EXERCISE OBJECTIVE> Search the listing for the word "contas" and copy every line where it turns up.

+++ EXERCISE MATERIAL

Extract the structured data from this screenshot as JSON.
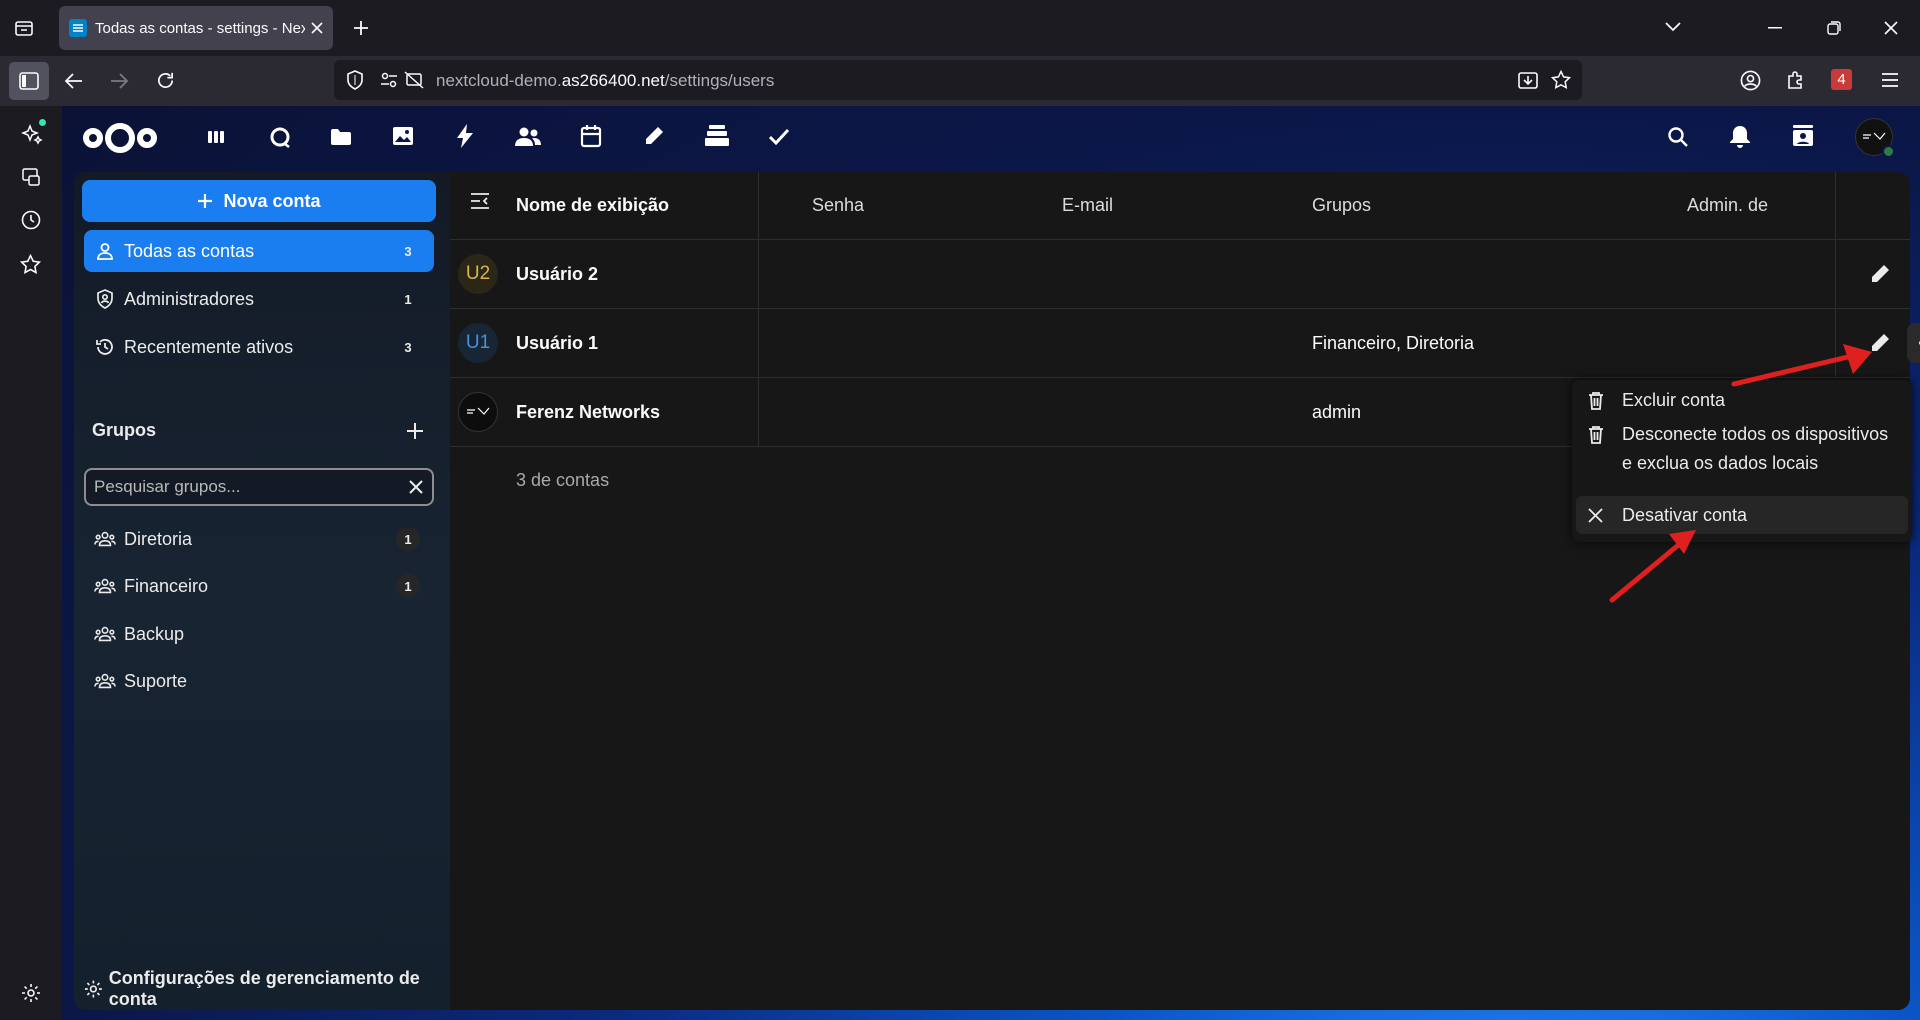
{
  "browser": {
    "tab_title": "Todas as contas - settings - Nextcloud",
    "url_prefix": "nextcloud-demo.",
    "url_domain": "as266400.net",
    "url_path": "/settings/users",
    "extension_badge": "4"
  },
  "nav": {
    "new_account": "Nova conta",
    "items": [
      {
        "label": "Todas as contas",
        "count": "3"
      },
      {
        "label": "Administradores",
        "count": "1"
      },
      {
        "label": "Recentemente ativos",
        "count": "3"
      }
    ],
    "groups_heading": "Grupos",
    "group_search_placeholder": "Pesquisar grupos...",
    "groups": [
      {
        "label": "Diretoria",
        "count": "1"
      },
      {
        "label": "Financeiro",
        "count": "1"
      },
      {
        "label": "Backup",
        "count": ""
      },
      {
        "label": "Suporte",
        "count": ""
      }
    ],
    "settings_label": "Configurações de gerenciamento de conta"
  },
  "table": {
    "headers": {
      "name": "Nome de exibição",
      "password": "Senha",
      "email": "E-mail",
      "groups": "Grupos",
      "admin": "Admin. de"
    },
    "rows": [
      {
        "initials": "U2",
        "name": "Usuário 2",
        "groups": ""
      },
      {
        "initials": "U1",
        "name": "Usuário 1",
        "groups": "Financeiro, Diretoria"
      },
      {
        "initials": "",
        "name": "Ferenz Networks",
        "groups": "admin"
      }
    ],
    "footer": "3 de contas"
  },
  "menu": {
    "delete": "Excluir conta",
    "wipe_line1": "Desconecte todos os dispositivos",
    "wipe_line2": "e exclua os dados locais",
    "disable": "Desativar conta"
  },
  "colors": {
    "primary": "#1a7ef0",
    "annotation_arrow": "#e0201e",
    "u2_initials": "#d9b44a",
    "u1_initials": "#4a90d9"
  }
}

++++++
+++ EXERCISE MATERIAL

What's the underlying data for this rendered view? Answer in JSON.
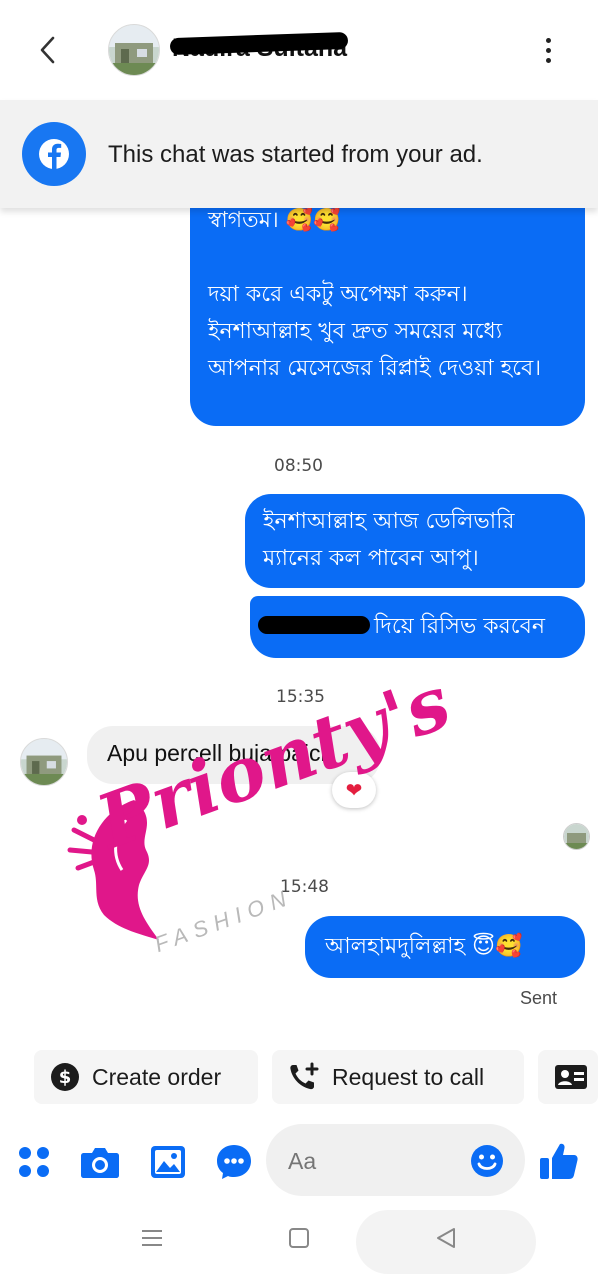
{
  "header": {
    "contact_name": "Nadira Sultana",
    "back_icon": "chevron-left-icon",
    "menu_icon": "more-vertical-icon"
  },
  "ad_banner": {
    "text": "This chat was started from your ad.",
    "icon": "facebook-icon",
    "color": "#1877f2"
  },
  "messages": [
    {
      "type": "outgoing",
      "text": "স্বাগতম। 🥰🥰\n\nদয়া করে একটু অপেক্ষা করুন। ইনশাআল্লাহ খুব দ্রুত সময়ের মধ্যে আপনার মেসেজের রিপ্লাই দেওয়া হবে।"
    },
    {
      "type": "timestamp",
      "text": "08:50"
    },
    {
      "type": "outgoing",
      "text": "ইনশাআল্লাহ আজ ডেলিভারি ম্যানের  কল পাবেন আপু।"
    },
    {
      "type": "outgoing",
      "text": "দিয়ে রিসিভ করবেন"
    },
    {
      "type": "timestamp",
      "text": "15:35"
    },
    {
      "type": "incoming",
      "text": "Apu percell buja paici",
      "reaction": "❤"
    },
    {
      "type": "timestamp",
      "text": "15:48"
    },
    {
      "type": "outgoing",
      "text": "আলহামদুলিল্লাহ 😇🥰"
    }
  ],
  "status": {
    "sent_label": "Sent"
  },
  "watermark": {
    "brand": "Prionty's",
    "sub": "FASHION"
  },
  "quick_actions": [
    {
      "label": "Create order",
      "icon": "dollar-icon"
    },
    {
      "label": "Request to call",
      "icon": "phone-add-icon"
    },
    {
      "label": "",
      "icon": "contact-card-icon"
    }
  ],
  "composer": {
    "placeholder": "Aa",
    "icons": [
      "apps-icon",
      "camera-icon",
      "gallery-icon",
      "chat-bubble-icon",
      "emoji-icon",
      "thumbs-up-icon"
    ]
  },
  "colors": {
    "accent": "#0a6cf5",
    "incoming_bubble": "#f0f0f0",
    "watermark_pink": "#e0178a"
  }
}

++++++

RESPONSE BELOW>
    "tab_title": "Todas as contas - settings - Nextcloud",
        "label": "Todas as contas",
    "footer": "3 de contas"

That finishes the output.